Ensuring employees take part in a training program that advocates a food safety culture is a major factor in preventing a recall.
“Most people do traceability today in what they call one up and one down look.”
– Peter Mehring, CEO, Intelleflex
SISTEM allows you to follow the progress of an employee to help avoid any mishaps that might lead to a recall, while the ZEST cloud-based data collection platform, from Intelleflex, Santa Clara, Calif., allows you to track the journey of your product. The technology facilitates two critical aspects—the ability to verify the integrity of the cold chain; and the pinpoint location of product should there be need to pull it off the shelf.
“You can try traditional approaches, either through barcodes, or passive RFID (radio-frequency identification),” proclaims Intelleflex CEO, Peter Mehring, “but neither approach is very reliable.” A barcode has to be manually entered at each station, and passive RFID doesn’t work automatically around food of high water content, like produce. “People have to go after it with handhelds, so that’s just like barcodes again…” Too much room for variability, for error.
The biggest challenge Mehring sees in recall events is location, location, location. “Most people do traceability today in what they call one up and one down look. They only know where they got it from, and where it went.” To really figure out if your product’s affected, you have to go through a chain of companies to get the data, and that can take days.
Intelleflex’s solution is built around the hardware component (RFID tag) that travels with the product through the supply chain, with the tags checking in automatically at every access point. The data captured is then pushed to the cloud-based ZEST platform.
“Not only does ZEST capture that data, but we’ve built in a notification engine, based on business logic set up by the user, which notifies the given individual (via smartphone or PC) should an event occur.” In other words, the information goes only to the person who needs to know it, say the person to remove a specific lot number from the shelf. The idea here is to manage by exception—meaning that the manager’s attention should be directed exclusively to the thing gone awry, rather that on the mechanisms that are still humming smoothly along.
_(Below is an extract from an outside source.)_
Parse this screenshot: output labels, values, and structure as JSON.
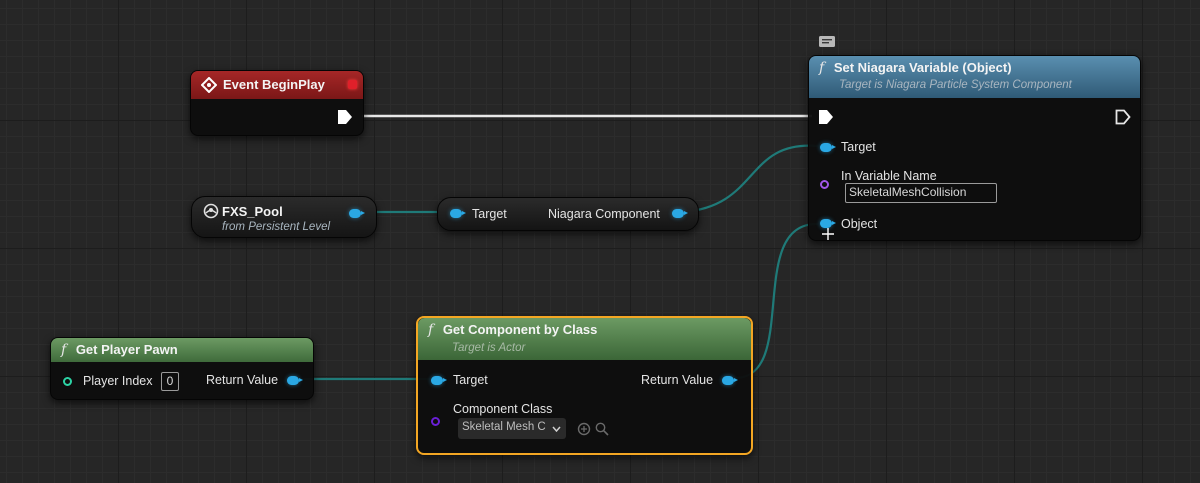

However, some potential customers have taken issue with the additional overhead. Mehring counters with this: Traceability is an excellent way to ensure freshness of product (saving money) while at the same time operating as a sort of insurance policy for optimum response should a recall be required. Sure, nobody wants to pay for insurance when they think they are great drivers, but as he sees it, particularly where leafy green produce is concerned, a recall is not a matter of if, it’s when.
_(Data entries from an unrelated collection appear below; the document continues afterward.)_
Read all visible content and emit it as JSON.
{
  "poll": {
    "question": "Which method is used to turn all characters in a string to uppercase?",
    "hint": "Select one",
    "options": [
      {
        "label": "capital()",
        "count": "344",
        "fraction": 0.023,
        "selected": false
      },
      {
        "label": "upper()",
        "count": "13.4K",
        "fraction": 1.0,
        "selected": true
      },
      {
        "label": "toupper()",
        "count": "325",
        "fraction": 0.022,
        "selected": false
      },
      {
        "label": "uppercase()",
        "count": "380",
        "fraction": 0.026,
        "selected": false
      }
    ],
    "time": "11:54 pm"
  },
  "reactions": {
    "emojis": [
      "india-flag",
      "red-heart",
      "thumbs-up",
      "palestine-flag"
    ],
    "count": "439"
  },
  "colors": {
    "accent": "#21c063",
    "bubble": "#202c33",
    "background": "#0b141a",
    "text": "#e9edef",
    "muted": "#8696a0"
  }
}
When? That Would Be Now
Precautions are not foolproof. Recalls do happen, and when they do, any future litigation may hinge on the manufacturer’s appropriate, and above all, rapid response.
“A lot of companies do not possess the core capabilities to support recalls,” says Jeri Cockrell, vice president of client strategy for Telerx, Horsham, Pa., “But we’re equipped for an expedient response, setting up preferred channels of communication with a dedicated 800 number, social media contact, email, or even website support. Whatever modality is required.”